The Yugo was Soviet Bloc Yugoslavia’s greatest automotive export. It was soooooo bad that it was good! The Yugo was a car where “carpet” was listed as a standard feature. Boasting a rear-window defroster was reportedly to keep your hands warm while you pushed it. The official name for the Yugo was Zastava Koral, because the cheap, subcompact was built by the Zastava corporation. Unlike many Eastern European cars at the time, the Zastava factory had major ambitions to sell to Western markets, especially to the imperialist Yankee pig-dog oppressors in America. Created with the help of Fiat designers and marketed for young people, only 45 original Yugos were handmade on that legendary date in crappy automotive production, October 2nd 1978.
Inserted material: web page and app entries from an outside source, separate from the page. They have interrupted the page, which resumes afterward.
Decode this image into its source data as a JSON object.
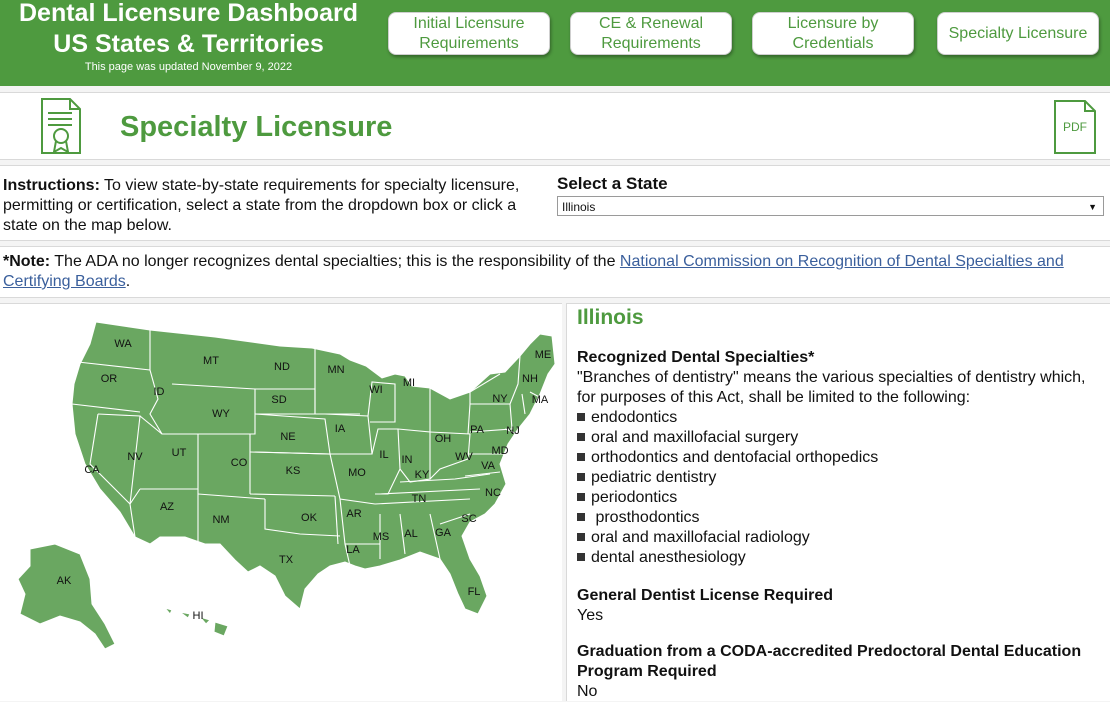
{
  "header": {
    "title_line1": "Dental Licensure Dashboard",
    "title_line2": "US States & Territories",
    "updated": "This page was updated November 9, 2022",
    "background_color": "#4e9a3f",
    "nav": [
      "Initial Licensure Requirements",
      "CE & Renewal Requirements",
      "Licensure by Credentials",
      "Specialty Licensure"
    ]
  },
  "page": {
    "title": "Specialty Licensure",
    "left_icon": "certificate-icon",
    "pdf_label": "PDF"
  },
  "instructions": {
    "label": "Instructions:",
    "text": " To view state-by-state requirements for specialty licensure, permitting or certification, select a state from the dropdown box or click a state on the map below."
  },
  "state_select": {
    "label": "Select a State",
    "value": "Illinois"
  },
  "note": {
    "label": "*Note:",
    "text": " The ADA no longer recognizes dental specialties; this is the responsibility of the ",
    "link": "National Commission on Recognition of Dental Specialties and Certifying Boards",
    "end": "."
  },
  "map": {
    "fill_color": "#6aa761",
    "labels": [
      "WA",
      "OR",
      "CA",
      "ID",
      "NV",
      "MT",
      "WY",
      "UT",
      "AZ",
      "CO",
      "NM",
      "ND",
      "SD",
      "NE",
      "KS",
      "OK",
      "TX",
      "MN",
      "IA",
      "MO",
      "AR",
      "LA",
      "WI",
      "IL",
      "MI",
      "IN",
      "KY",
      "TN",
      "MS",
      "AL",
      "GA",
      "FL",
      "OH",
      "WV",
      "VA",
      "NC",
      "SC",
      "PA",
      "NY",
      "MD",
      "NJ",
      "ME",
      "NH",
      "MA",
      "AK",
      "HI"
    ]
  },
  "detail": {
    "state": "Illinois",
    "specialties_heading": "Recognized Dental Specialties*",
    "specialties_intro": "\"Branches of dentistry\" means the various specialties of dentistry which, for purposes of this Act, shall be limited to the following:",
    "specialties": [
      "endodontics",
      "oral and maxillofacial surgery",
      "orthodontics and dentofacial orthopedics",
      "pediatric dentistry",
      "periodontics",
      " prosthodontics",
      "oral and maxillofacial radiology",
      "dental anesthesiology"
    ],
    "gd_heading": "General Dentist License Required",
    "gd_value": "Yes",
    "coda_heading": "Graduation from a CODA-accredited Predoctoral Dental Education Program Required",
    "coda_value": "No"
  }
}
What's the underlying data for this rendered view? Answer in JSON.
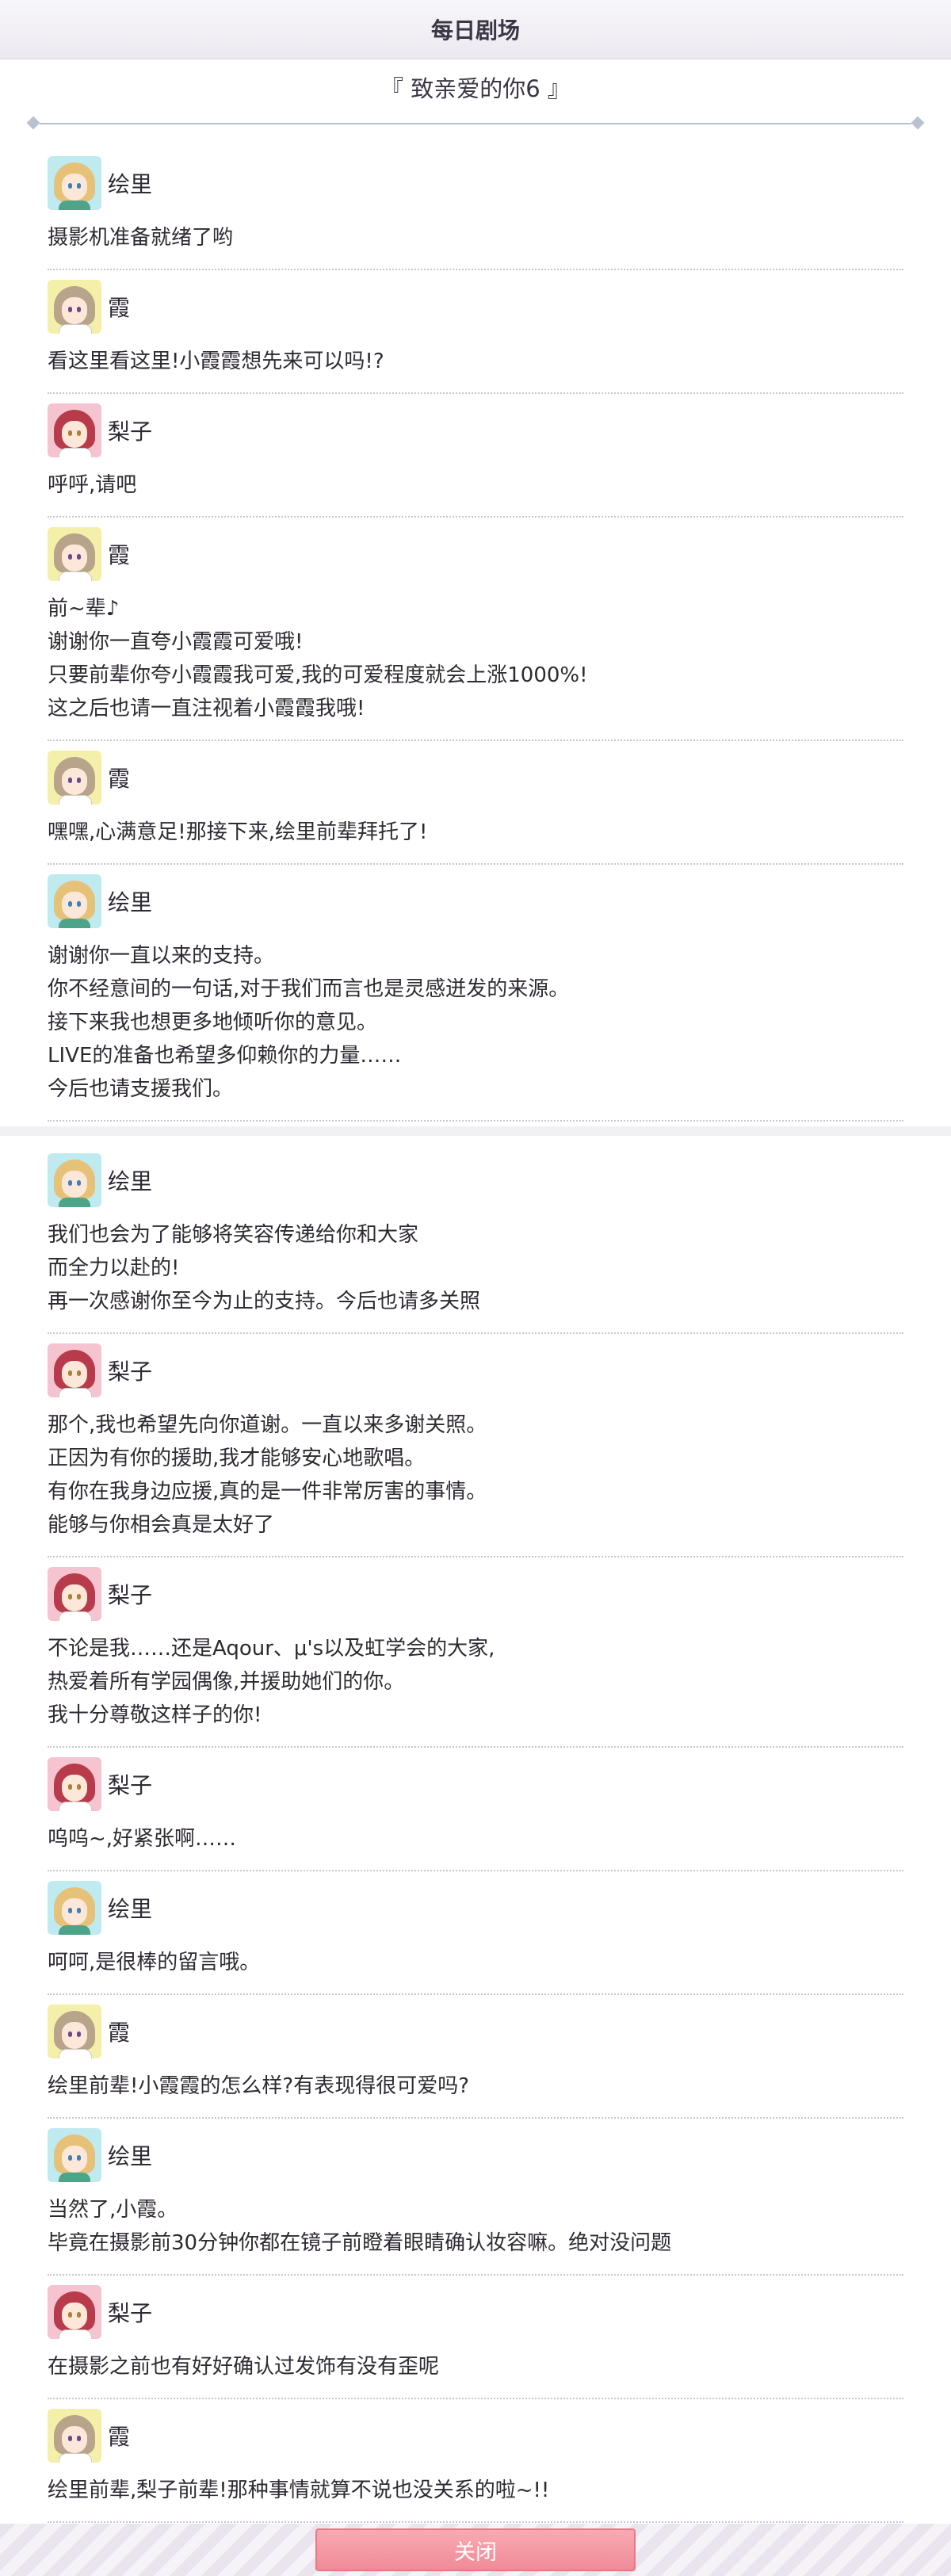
{
  "header": {
    "title": "每日剧场"
  },
  "episode": {
    "title": "『 致亲爱的你6 』"
  },
  "dialogue": [
    {
      "speaker": "绘里",
      "avatar": "eli",
      "lines": [
        "摄影机准备就绪了哟"
      ]
    },
    {
      "speaker": "霞",
      "avatar": "kasumi",
      "lines": [
        "看这里看这里!小霞霞想先来可以吗!?"
      ]
    },
    {
      "speaker": "梨子",
      "avatar": "riko",
      "lines": [
        "呼呼,请吧"
      ]
    },
    {
      "speaker": "霞",
      "avatar": "kasumi",
      "lines": [
        "前~辈♪",
        "谢谢你一直夸小霞霞可爱哦!",
        "只要前辈你夸小霞霞我可爱,我的可爱程度就会上涨1000%!",
        "这之后也请一直注视着小霞霞我哦!"
      ]
    },
    {
      "speaker": "霞",
      "avatar": "kasumi",
      "lines": [
        "嘿嘿,心满意足!那接下来,绘里前辈拜托了!"
      ]
    },
    {
      "speaker": "绘里",
      "avatar": "eli",
      "lines": [
        "谢谢你一直以来的支持。",
        "你不经意间的一句话,对于我们而言也是灵感迸发的来源。",
        "接下来我也想更多地倾听你的意见。",
        "LIVE的准备也希望多仰赖你的力量……",
        "今后也请支援我们。"
      ]
    },
    {
      "speaker": "绘里",
      "avatar": "eli",
      "lines": [
        "我们也会为了能够将笑容传递给你和大家",
        "而全力以赴的!",
        "再一次感谢你至今为止的支持。今后也请多关照"
      ]
    },
    {
      "speaker": "梨子",
      "avatar": "riko",
      "lines": [
        "那个,我也希望先向你道谢。一直以来多谢关照。",
        "正因为有你的援助,我才能够安心地歌唱。",
        "有你在我身边应援,真的是一件非常厉害的事情。",
        "能够与你相会真是太好了"
      ]
    },
    {
      "speaker": "梨子",
      "avatar": "riko",
      "lines": [
        "不论是我……还是Aqour、μ's以及虹学会的大家,",
        "热爱着所有学园偶像,并援助她们的你。",
        "我十分尊敬这样子的你!"
      ]
    },
    {
      "speaker": "梨子",
      "avatar": "riko",
      "lines": [
        "呜呜~,好紧张啊……"
      ]
    },
    {
      "speaker": "绘里",
      "avatar": "eli",
      "lines": [
        "呵呵,是很棒的留言哦。"
      ]
    },
    {
      "speaker": "霞",
      "avatar": "kasumi",
      "lines": [
        "绘里前辈!小霞霞的怎么样?有表现得很可爱吗?"
      ]
    },
    {
      "speaker": "绘里",
      "avatar": "eli",
      "lines": [
        "当然了,小霞。",
        "毕竟在摄影前30分钟你都在镜子前瞪着眼睛确认妆容嘛。绝对没问题"
      ]
    },
    {
      "speaker": "梨子",
      "avatar": "riko",
      "lines": [
        "在摄影之前也有好好确认过发饰有没有歪呢"
      ]
    },
    {
      "speaker": "霞",
      "avatar": "kasumi",
      "lines": [
        "绘里前辈,梨子前辈!那种事情就算不说也没关系的啦~!!"
      ]
    }
  ],
  "footer": {
    "close_label": "关闭"
  }
}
Malcolm Bricklin—the entrepreneur who had brought the first Subarus to our shores—introduced the Yugo to the U.S in 1985. Selling for $3,990, the Yugo GV (GV stands for “Great Value”) was significantly the cheapest new car for sale in the country. The American unveiling took place at the Greater Los Angeles Auto Show, and promoted with a 10 year /100,000 mile warranty. Part of the Yugo auto show hype was the sexy teen “Yugo-Girls,” who were clad in white T-shirts with a big “Yugo” plastered across their teen breasts, and adorned in ultra short bright red miniskirts and 4″ high-heel shoes that matched the car colors. To appease our American sensibilities, the first three Yugos were red, white, and blue.
BEST OF THE WORST
Nearly 800,000 were produced and 142,000 were exported to the U.S. Sales were initially strong as car buyers were attracted to the low price. Car reviews were less strong. The Yugo was charitably described as being unsuited for American driving. Consumer Reports called the Yugo a “barely assembled bag of nuts and bolts.” The 1985 Yugo GV was rated by Time magazine as one of the worst cars of all time. Celebrate! Celebrate! Dance to the music! They coined it “The Mona Lisa of bad cars.” (Maybe because when the Yugo broke down, you weren’t sure if it was smiling at you or not?) Others said the Eastern Bloc produced Yugo had the distinct feeling of something assembled at gunpoint. The engines went ka-blooey, the electrical system would sizzle, and things would just fall off. Yugo. Or not
YUGO IN THE MOVIES
The Yugo also gained Hollywood notoriety in 1995 when Bruce Willis drove one of these babies in Die Hard: With A Vengeance. Also, a 1987 Yugo GV was prominently featured in the Tom Hanks/Dan Ackroyd movie Dragnet. Sgt. Joe Friday (Aykroyd) quipped: “After losing the two previous vehicles we had been issued, the only car the department would release to us at this point was an unmarked 1987 Yugo.a Yugoslavian import donated as a test vehicle by the government of that country and reflecting the cutting edge of Serbo-Croatian technology.”
Check this out the Yugo Cabrio convertible was introduced with many GVX features as standard equipment. This would be a hipster’s wet dream to own a Yugo convertible and drive it ironically around.
YUGO IN JOKES
Yugo’s became a lexicon in our culture also in the form of “Yugo jokes.” Examples:
Q. How do you double the value of a Yugo?
A. Fill the tank with gas!
Q. What comes with every Yugo User’s Manual?
A. The bus schedule.
THE YUGO END
Sales of Yugo in the United States ended in 1992. The company managed to chug along in Serbia under the auspices of Zastava Automobili, which is owned by the Serbian government. At 9 a.m. on Nov. 11, the last Yugo rolled off the assembly line — or what workers there like to call a drag race. Regardless, Yugo remains a happy fixture in American automotive pop culture. Where is the Yugo, today, when we really need it? Oh where have you gone, my Yugo-Girls?